In the end, and from the beginning, the Light is our treasure.  We are called to shine and we are called to see others shine and to glory in it.  I think we miss it because we expect something brash and bold and stupendous.  Perhaps we expect trumpets and angels, but sometimes, most times, it is a very humble and human thing.  You can find it in the treasure house of our curious minds and our loving hearts.  Once, long ago, Grandpa held my little hand in his and told me what a miracle it is to be human.  When he closed his great, work-worn hand around mine it was as if he had pressed treasure beyond measure into my palm.  Our riches are our passions and hopes and creative souls.  We build our fortunes when we work for each other, honor each other, celebrate each other.  Our treasure is Love, not of the Hallmark variety, but the kind of love my grandfather gave me when he looked at me and saw a miracle.  Our heaven is each other.  So go out and paint and write poetry.  Go out and raise children and work hard.  Go out and learn and be filled, forever, with the wonder of it.  Go out and let your paintbrush dance and your eyes twinkle and your heart ache.   Teach this human miracle to others.  Love them into the fullness of their lives.  Hear them into the fullness of their Voice.  Give without counting the cost. Follow the advice George Fox gave us:

  "Be patterns, be examples in all countries, places, islands, nations wherever you come; that your carriage and life may preach among all sorts of people, and to them; then you will come to walk cheerfully over the world answering that of God in everyone; whereby in them you may be a blessing, and make the witness of God in them to bless you." 

Let your love for all people everywhere so fill you and enrich you that you cannot help but declare that it is enough and more than enough. Give up your place in Heaven for love's sake and Heaven's treasures will pour down upon you. 

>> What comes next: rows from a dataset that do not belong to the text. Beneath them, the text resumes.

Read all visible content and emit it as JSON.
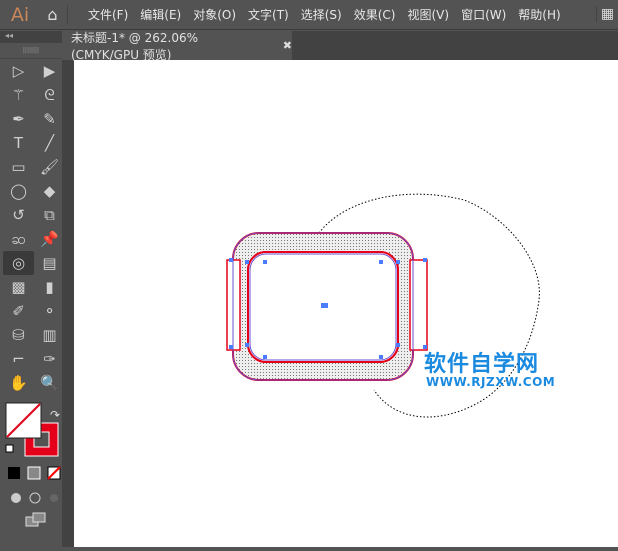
{
  "app": {
    "logo": "Ai",
    "home_icon": "⌂",
    "workspace_icon": "▦"
  },
  "menu": [
    "文件(F)",
    "编辑(E)",
    "对象(O)",
    "文字(T)",
    "选择(S)",
    "效果(C)",
    "视图(V)",
    "窗口(W)",
    "帮助(H)"
  ],
  "tab": {
    "title": "未标题-1* @ 262.06% (CMYK/GPU 预览)",
    "close": "✖"
  },
  "toolbar": {
    "collapse": "◂◂",
    "grip": "||||||||",
    "tools": [
      {
        "name": "selection-tool",
        "g": "▷"
      },
      {
        "name": "direct-selection-tool",
        "g": "▶"
      },
      {
        "name": "magic-wand-tool",
        "g": "⚚"
      },
      {
        "name": "lasso-tool",
        "g": "ᘓ"
      },
      {
        "name": "pen-tool",
        "g": "✒"
      },
      {
        "name": "curvature-tool",
        "g": "✎"
      },
      {
        "name": "type-tool",
        "g": "T"
      },
      {
        "name": "line-tool",
        "g": "╱"
      },
      {
        "name": "rectangle-tool",
        "g": "▭"
      },
      {
        "name": "paintbrush-tool",
        "g": "🖌"
      },
      {
        "name": "shaper-tool",
        "g": "◯"
      },
      {
        "name": "eraser-tool",
        "g": "◆"
      },
      {
        "name": "rotate-tool",
        "g": "↺"
      },
      {
        "name": "scale-tool",
        "g": "⧉"
      },
      {
        "name": "puppet-warp-tool",
        "g": "ဆ"
      },
      {
        "name": "pin-tool",
        "g": "📌"
      },
      {
        "name": "shape-builder-tool",
        "g": "◎"
      },
      {
        "name": "perspective-grid-tool",
        "g": "▤"
      },
      {
        "name": "mesh-tool",
        "g": "▩"
      },
      {
        "name": "gradient-tool",
        "g": "▮"
      },
      {
        "name": "eyedropper-tool",
        "g": "✐"
      },
      {
        "name": "blend-tool",
        "g": "⚬"
      },
      {
        "name": "symbol-sprayer-tool",
        "g": "⛁"
      },
      {
        "name": "column-graph-tool",
        "g": "▥"
      },
      {
        "name": "artboard-tool",
        "g": "⌐"
      },
      {
        "name": "slice-tool",
        "g": "✑"
      },
      {
        "name": "hand-tool",
        "g": "✋"
      },
      {
        "name": "zoom-tool",
        "g": "🔍"
      }
    ]
  },
  "colors": {
    "fill": "#ffffff",
    "stroke": "#e5001a",
    "selection": "#4a7cff",
    "watermark": "#1a8ae0"
  },
  "watermark": {
    "title": "软件自学网",
    "url": "WWW.RJZXW.COM"
  }
}
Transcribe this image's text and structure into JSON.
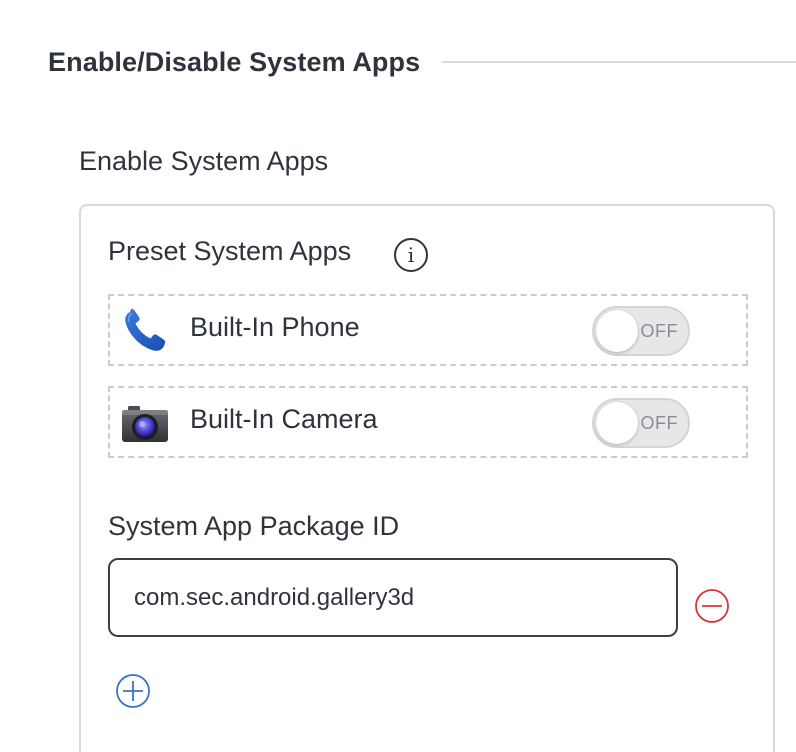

Finally Spring

My kids and I planted bulbs today.  What a difference one week makes!  The spring warmth has brought everyone outdoors.  People are walking ...